START Listed records

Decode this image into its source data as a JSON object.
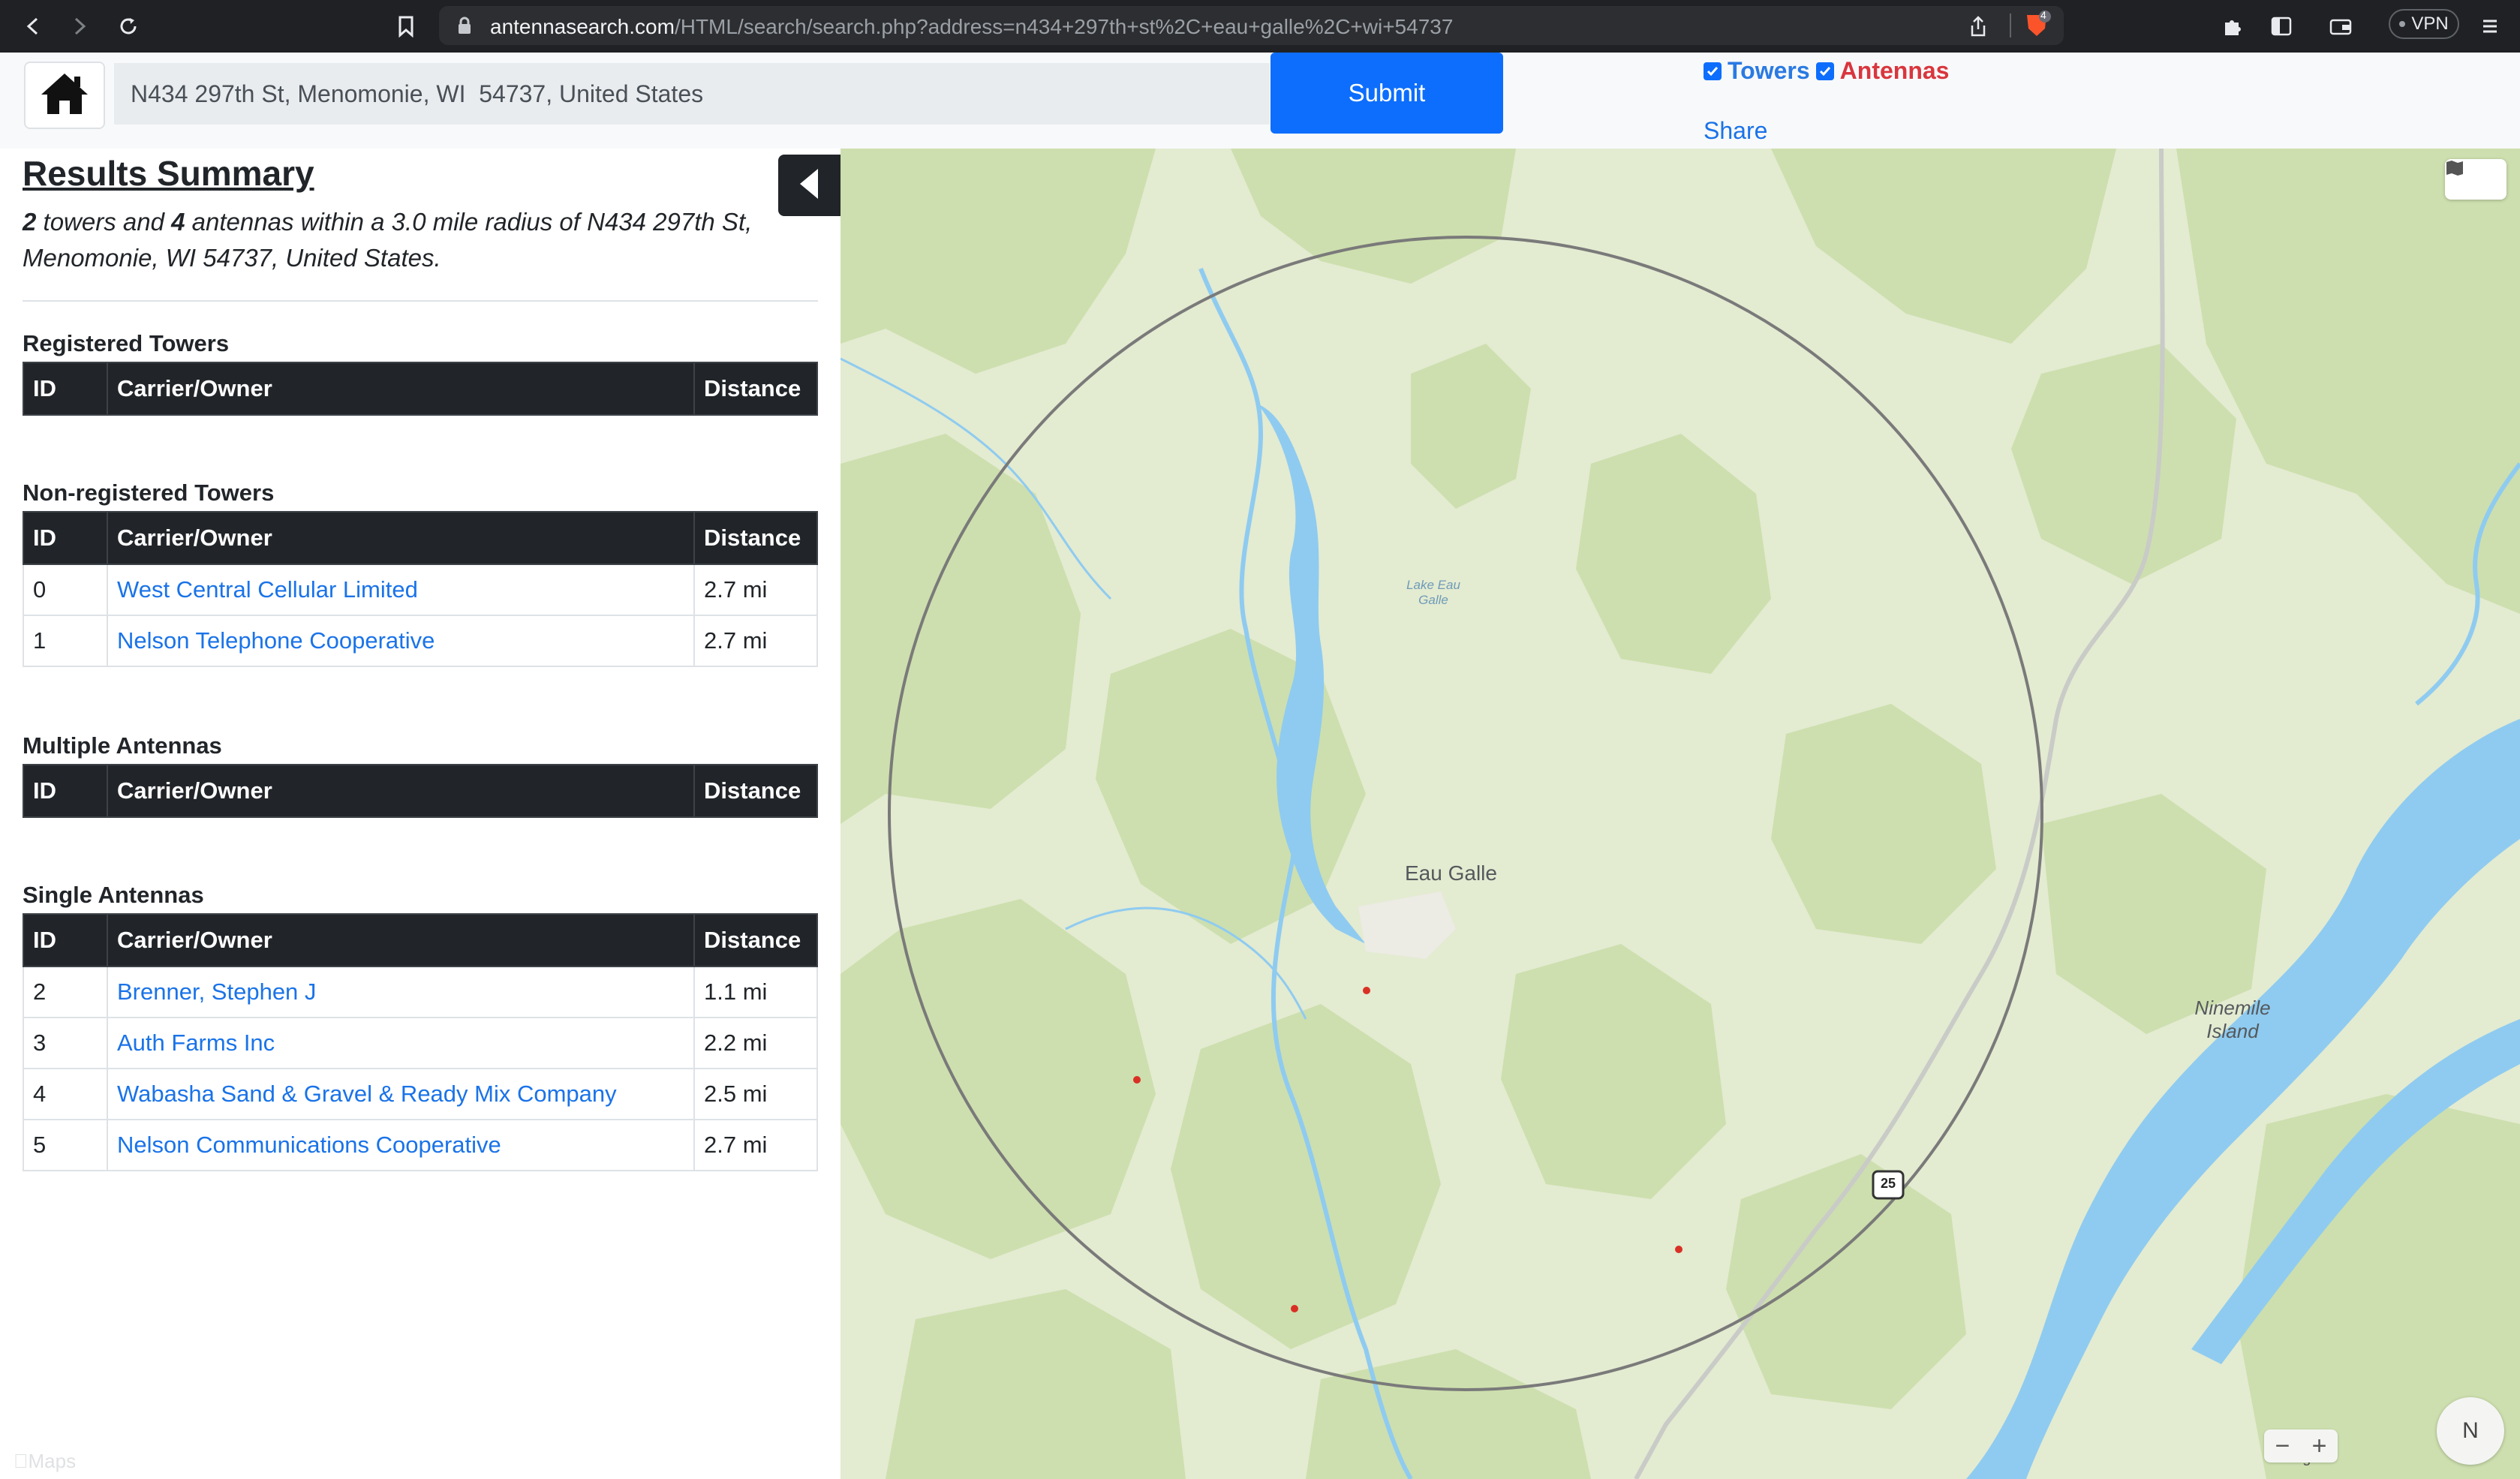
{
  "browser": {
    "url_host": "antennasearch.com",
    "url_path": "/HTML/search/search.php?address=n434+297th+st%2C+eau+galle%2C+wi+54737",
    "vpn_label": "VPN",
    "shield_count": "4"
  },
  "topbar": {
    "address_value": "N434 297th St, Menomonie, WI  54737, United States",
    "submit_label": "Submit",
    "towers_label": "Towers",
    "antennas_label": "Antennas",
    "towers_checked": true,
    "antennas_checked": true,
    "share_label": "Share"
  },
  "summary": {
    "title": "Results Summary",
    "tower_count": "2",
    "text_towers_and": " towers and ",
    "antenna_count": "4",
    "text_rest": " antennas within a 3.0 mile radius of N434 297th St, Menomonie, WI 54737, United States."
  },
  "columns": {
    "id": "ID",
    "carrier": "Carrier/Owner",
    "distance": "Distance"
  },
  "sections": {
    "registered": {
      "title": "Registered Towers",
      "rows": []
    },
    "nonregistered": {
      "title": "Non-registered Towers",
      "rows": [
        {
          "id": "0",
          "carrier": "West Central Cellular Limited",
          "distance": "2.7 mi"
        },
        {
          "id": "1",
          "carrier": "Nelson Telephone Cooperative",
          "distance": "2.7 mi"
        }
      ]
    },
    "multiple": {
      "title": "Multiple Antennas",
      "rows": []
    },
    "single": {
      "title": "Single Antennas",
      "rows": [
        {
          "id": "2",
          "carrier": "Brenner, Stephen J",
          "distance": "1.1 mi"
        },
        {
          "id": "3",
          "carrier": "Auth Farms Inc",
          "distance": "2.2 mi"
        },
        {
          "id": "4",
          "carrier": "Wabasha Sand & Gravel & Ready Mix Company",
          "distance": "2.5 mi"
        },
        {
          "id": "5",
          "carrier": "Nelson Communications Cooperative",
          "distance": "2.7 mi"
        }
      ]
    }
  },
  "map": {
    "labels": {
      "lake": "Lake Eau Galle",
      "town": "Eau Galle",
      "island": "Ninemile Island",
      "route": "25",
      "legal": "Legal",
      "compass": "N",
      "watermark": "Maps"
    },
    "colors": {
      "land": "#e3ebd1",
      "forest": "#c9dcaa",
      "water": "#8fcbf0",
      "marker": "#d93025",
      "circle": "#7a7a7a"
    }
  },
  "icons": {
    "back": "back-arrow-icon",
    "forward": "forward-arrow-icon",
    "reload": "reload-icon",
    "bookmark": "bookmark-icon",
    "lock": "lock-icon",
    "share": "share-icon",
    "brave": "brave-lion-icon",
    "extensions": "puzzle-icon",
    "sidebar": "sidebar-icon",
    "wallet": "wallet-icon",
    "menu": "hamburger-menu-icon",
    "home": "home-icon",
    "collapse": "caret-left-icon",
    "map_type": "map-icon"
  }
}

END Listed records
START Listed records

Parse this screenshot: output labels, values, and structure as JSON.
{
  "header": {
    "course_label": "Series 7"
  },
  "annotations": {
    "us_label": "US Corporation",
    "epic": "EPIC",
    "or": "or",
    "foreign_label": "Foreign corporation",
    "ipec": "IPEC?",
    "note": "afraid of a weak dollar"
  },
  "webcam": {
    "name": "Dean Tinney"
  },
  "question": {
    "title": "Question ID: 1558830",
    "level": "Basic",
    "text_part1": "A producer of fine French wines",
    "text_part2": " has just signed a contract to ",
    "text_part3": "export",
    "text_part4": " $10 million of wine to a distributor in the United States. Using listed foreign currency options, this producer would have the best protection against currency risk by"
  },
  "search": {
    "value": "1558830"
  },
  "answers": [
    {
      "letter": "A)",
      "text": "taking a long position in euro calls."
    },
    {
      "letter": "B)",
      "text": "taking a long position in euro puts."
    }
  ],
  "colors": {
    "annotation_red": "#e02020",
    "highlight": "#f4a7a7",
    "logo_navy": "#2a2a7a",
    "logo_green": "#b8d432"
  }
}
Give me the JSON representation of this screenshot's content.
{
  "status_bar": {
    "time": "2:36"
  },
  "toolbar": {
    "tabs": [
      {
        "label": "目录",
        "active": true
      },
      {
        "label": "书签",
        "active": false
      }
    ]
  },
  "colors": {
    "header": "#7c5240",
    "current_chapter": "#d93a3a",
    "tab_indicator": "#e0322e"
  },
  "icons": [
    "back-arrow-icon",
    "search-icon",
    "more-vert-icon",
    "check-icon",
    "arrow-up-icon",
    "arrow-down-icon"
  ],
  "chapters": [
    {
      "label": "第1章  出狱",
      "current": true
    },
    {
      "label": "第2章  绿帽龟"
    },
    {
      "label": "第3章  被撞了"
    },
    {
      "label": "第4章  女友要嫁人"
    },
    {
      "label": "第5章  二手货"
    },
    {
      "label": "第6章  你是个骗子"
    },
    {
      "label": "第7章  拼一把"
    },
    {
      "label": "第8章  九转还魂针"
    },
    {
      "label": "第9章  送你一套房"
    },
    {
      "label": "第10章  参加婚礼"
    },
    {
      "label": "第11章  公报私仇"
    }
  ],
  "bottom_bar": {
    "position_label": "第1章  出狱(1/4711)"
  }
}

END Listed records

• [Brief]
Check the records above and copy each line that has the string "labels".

• [Solution to this problem]
    "labels": {
Parse this screenshot: output labels, values, and structure as JSON.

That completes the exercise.